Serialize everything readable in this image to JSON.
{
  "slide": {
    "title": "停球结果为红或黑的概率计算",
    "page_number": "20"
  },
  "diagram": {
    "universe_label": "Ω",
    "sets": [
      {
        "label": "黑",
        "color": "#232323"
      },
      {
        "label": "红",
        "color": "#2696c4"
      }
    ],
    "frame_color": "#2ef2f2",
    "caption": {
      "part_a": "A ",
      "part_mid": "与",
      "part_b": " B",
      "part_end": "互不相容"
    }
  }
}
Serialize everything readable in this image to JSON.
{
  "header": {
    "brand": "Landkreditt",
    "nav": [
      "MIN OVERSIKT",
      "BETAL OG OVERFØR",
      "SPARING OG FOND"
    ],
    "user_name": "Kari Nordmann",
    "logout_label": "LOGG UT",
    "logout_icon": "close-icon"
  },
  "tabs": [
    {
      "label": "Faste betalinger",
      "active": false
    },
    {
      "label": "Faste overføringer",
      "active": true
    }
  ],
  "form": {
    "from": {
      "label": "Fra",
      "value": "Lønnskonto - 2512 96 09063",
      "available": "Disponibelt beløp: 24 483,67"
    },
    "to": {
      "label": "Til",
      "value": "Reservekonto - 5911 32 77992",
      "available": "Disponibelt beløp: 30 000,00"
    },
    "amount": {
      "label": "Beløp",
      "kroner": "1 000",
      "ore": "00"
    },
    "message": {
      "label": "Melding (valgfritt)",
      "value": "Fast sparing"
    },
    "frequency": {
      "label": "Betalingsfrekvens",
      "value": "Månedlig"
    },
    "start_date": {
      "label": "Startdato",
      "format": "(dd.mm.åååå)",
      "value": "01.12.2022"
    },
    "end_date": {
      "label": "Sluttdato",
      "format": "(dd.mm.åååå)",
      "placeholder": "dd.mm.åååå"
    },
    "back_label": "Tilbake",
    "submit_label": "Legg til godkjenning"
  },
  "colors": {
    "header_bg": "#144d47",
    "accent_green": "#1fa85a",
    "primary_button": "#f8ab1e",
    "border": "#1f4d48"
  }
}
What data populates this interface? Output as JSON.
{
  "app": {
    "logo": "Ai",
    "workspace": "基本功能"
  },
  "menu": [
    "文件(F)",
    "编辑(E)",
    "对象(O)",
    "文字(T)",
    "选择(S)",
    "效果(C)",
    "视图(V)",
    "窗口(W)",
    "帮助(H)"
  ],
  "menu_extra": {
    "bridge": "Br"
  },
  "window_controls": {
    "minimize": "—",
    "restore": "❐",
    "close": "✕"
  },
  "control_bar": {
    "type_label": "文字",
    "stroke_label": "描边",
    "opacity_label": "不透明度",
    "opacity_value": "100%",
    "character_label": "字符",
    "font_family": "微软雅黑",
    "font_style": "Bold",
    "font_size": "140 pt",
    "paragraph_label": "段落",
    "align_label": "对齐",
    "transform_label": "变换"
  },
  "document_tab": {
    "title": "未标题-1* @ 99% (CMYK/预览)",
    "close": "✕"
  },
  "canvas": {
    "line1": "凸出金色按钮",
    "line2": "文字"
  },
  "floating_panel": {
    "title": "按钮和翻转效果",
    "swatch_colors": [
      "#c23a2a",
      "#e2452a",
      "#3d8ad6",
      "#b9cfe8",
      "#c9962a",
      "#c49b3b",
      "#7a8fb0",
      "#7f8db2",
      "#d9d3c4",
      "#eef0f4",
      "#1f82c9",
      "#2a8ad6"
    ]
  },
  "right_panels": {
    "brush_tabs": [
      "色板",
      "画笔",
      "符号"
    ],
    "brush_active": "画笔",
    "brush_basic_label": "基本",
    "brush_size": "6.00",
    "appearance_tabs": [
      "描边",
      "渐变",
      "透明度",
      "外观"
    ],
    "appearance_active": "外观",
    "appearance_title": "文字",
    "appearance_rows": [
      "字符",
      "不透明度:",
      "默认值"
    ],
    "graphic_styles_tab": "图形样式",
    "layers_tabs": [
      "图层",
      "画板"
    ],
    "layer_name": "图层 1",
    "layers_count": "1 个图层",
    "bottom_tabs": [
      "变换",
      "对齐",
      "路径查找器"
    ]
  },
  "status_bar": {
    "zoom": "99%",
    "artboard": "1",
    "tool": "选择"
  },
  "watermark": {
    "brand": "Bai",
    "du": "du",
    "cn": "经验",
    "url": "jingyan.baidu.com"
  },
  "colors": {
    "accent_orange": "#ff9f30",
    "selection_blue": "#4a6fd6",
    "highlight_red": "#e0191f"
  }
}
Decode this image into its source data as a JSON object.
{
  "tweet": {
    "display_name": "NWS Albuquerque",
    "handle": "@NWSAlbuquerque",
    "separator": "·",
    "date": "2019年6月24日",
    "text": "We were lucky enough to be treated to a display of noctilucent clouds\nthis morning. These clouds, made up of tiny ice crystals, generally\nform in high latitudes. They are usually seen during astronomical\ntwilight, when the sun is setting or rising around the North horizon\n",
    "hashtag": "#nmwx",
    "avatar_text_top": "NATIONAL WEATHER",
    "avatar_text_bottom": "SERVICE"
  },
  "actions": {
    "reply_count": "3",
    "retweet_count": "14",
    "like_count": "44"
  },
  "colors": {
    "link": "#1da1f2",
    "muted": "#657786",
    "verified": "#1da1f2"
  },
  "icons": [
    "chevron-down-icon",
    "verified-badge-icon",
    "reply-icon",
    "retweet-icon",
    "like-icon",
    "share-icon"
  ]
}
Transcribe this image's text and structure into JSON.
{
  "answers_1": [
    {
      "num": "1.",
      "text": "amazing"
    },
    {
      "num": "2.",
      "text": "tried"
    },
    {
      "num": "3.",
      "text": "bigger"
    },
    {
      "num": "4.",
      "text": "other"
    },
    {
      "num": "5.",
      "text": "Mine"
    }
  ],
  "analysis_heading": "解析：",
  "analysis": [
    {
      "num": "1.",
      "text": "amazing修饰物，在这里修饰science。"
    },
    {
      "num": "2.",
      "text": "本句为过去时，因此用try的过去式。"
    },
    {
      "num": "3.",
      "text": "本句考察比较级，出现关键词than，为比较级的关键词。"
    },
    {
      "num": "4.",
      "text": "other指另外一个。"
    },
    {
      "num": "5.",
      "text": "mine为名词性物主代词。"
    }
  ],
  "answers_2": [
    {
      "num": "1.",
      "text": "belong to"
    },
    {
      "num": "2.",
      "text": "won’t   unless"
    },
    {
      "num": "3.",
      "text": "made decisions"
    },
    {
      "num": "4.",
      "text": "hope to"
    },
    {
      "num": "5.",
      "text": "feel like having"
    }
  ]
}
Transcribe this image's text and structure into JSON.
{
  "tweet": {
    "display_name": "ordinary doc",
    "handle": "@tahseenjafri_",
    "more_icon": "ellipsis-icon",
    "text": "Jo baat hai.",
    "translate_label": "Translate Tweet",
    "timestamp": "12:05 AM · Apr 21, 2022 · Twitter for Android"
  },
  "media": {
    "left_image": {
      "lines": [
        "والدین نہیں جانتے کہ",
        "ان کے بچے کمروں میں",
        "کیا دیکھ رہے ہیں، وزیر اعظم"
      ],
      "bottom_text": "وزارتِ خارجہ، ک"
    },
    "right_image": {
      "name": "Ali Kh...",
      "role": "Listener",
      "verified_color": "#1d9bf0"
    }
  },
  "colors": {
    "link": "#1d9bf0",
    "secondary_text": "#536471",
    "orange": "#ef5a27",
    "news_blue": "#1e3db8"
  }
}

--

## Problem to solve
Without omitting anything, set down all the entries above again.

## Written answer
Serialize everything readable in this image to JSON.
{
  "slide": {
    "title": "停球结果为红或黑的概率计算",
    "page_number": "20"
  },
  "diagram": {
    "universe_label": "Ω",
    "sets": [
      {
        "label": "黑",
        "color": "#232323"
      },
      {
        "label": "红",
        "color": "#2696c4"
      }
    ],
    "frame_color": "#2ef2f2",
    "caption": {
      "part_a": "A ",
      "part_mid": "与",
      "part_b": " B",
      "part_end": "互不相容"
    }
  }
}
Serialize everything readable in this image to JSON.
{
  "header": {
    "brand": "Landkreditt",
    "nav": [
      "MIN OVERSIKT",
      "BETAL OG OVERFØR",
      "SPARING OG FOND"
    ],
    "user_name": "Kari Nordmann",
    "logout_label": "LOGG UT",
    "logout_icon": "close-icon"
  },
  "tabs": [
    {
      "label": "Faste betalinger",
      "active": false
    },
    {
      "label": "Faste overføringer",
      "active": true
    }
  ],
  "form": {
    "from": {
      "label": "Fra",
      "value": "Lønnskonto - 2512 96 09063",
      "available": "Disponibelt beløp: 24 483,67"
    },
    "to": {
      "label": "Til",
      "value": "Reservekonto - 5911 32 77992",
      "available": "Disponibelt beløp: 30 000,00"
    },
    "amount": {
      "label": "Beløp",
      "kroner": "1 000",
      "ore": "00"
    },
    "message": {
      "label": "Melding (valgfritt)",
      "value": "Fast sparing"
    },
    "frequency": {
      "label": "Betalingsfrekvens",
      "value": "Månedlig"
    },
    "start_date": {
      "label": "Startdato",
      "format": "(dd.mm.åååå)",
      "value": "01.12.2022"
    },
    "end_date": {
      "label": "Sluttdato",
      "format": "(dd.mm.åååå)",
      "placeholder": "dd.mm.åååå"
    },
    "back_label": "Tilbake",
    "submit_label": "Legg til godkjenning"
  },
  "colors": {
    "header_bg": "#144d47",
    "accent_green": "#1fa85a",
    "primary_button": "#f8ab1e",
    "border": "#1f4d48"
  }
}
What data populates this interface? Output as JSON.
{
  "app": {
    "logo": "Ai",
    "workspace": "基本功能"
  },
  "menu": [
    "文件(F)",
    "编辑(E)",
    "对象(O)",
    "文字(T)",
    "选择(S)",
    "效果(C)",
    "视图(V)",
    "窗口(W)",
    "帮助(H)"
  ],
  "menu_extra": {
    "bridge": "Br"
  },
  "window_controls": {
    "minimize": "—",
    "restore": "❐",
    "close": "✕"
  },
  "control_bar": {
    "type_label": "文字",
    "stroke_label": "描边",
    "opacity_label": "不透明度",
    "opacity_value": "100%",
    "character_label": "字符",
    "font_family": "微软雅黑",
    "font_style": "Bold",
    "font_size": "140 pt",
    "paragraph_label": "段落",
    "align_label": "对齐",
    "transform_label": "变换"
  },
  "document_tab": {
    "title": "未标题-1* @ 99% (CMYK/预览)",
    "close": "✕"
  },
  "canvas": {
    "line1": "凸出金色按钮",
    "line2": "文字"
  },
  "floating_panel": {
    "title": "按钮和翻转效果",
    "swatch_colors": [
      "#c23a2a",
      "#e2452a",
      "#3d8ad6",
      "#b9cfe8",
      "#c9962a",
      "#c49b3b",
      "#7a8fb0",
      "#7f8db2",
      "#d9d3c4",
      "#eef0f4",
      "#1f82c9",
      "#2a8ad6"
    ]
  },
  "right_panels": {
    "brush_tabs": [
      "色板",
      "画笔",
      "符号"
    ],
    "brush_active": "画笔",
    "brush_basic_label": "基本",
    "brush_size": "6.00",
    "appearance_tabs": [
      "描边",
      "渐变",
      "透明度",
      "外观"
    ],
    "appearance_active": "外观",
    "appearance_title": "文字",
    "appearance_rows": [
      "字符",
      "不透明度:",
      "默认值"
    ],
    "graphic_styles_tab": "图形样式",
    "layers_tabs": [
      "图层",
      "画板"
    ],
    "layer_name": "图层 1",
    "layers_count": "1 个图层",
    "bottom_tabs": [
      "变换",
      "对齐",
      "路径查找器"
    ]
  },
  "status_bar": {
    "zoom": "99%",
    "artboard": "1",
    "tool": "选择"
  },
  "watermark": {
    "brand": "Bai",
    "du": "du",
    "cn": "经验",
    "url": "jingyan.baidu.com"
  },
  "colors": {
    "accent_orange": "#ff9f30",
    "selection_blue": "#4a6fd6",
    "highlight_red": "#e0191f"
  }
}
Decode this image into its source data as a JSON object.
{
  "tweet": {
    "display_name": "NWS Albuquerque",
    "handle": "@NWSAlbuquerque",
    "separator": "·",
    "date": "2019年6月24日",
    "text": "We were lucky enough to be treated to a display of noctilucent clouds\nthis morning. These clouds, made up of tiny ice crystals, generally\nform in high latitudes. They are usually seen during astronomical\ntwilight, when the sun is setting or rising around the North horizon\n",
    "hashtag": "#nmwx",
    "avatar_text_top": "NATIONAL WEATHER",
    "avatar_text_bottom": "SERVICE"
  },
  "actions": {
    "reply_count": "3",
    "retweet_count": "14",
    "like_count": "44"
  },
  "colors": {
    "link": "#1da1f2",
    "muted": "#657786",
    "verified": "#1da1f2"
  },
  "icons": [
    "chevron-down-icon",
    "verified-badge-icon",
    "reply-icon",
    "retweet-icon",
    "like-icon",
    "share-icon"
  ]
}
Transcribe this image's text and structure into JSON.
{
  "answers_1": [
    {
      "num": "1.",
      "text": "amazing"
    },
    {
      "num": "2.",
      "text": "tried"
    },
    {
      "num": "3.",
      "text": "bigger"
    },
    {
      "num": "4.",
      "text": "other"
    },
    {
      "num": "5.",
      "text": "Mine"
    }
  ],
  "analysis_heading": "解析：",
  "analysis": [
    {
      "num": "1.",
      "text": "amazing修饰物，在这里修饰science。"
    },
    {
      "num": "2.",
      "text": "本句为过去时，因此用try的过去式。"
    },
    {
      "num": "3.",
      "text": "本句考察比较级，出现关键词than，为比较级的关键词。"
    },
    {
      "num": "4.",
      "text": "other指另外一个。"
    },
    {
      "num": "5.",
      "text": "mine为名词性物主代词。"
    }
  ],
  "answers_2": [
    {
      "num": "1.",
      "text": "belong to"
    },
    {
      "num": "2.",
      "text": "won’t   unless"
    },
    {
      "num": "3.",
      "text": "made decisions"
    },
    {
      "num": "4.",
      "text": "hope to"
    },
    {
      "num": "5.",
      "text": "feel like having"
    }
  ]
}
Transcribe this image's text and structure into JSON.
{
  "tweet": {
    "display_name": "ordinary doc",
    "handle": "@tahseenjafri_",
    "more_icon": "ellipsis-icon",
    "text": "Jo baat hai.",
    "translate_label": "Translate Tweet",
    "timestamp": "12:05 AM · Apr 21, 2022 · Twitter for Android"
  },
  "media": {
    "left_image": {
      "lines": [
        "والدین نہیں جانتے کہ",
        "ان کے بچے کمروں میں",
        "کیا دیکھ رہے ہیں، وزیر اعظم"
      ],
      "bottom_text": "وزارتِ خارجہ، ک"
    },
    "right_image": {
      "name": "Ali Kh...",
      "role": "Listener",
      "verified_color": "#1d9bf0"
    }
  },
  "colors": {
    "link": "#1d9bf0",
    "secondary_text": "#536471",
    "orange": "#ef5a27",
    "news_blue": "#1e3db8"
  }
}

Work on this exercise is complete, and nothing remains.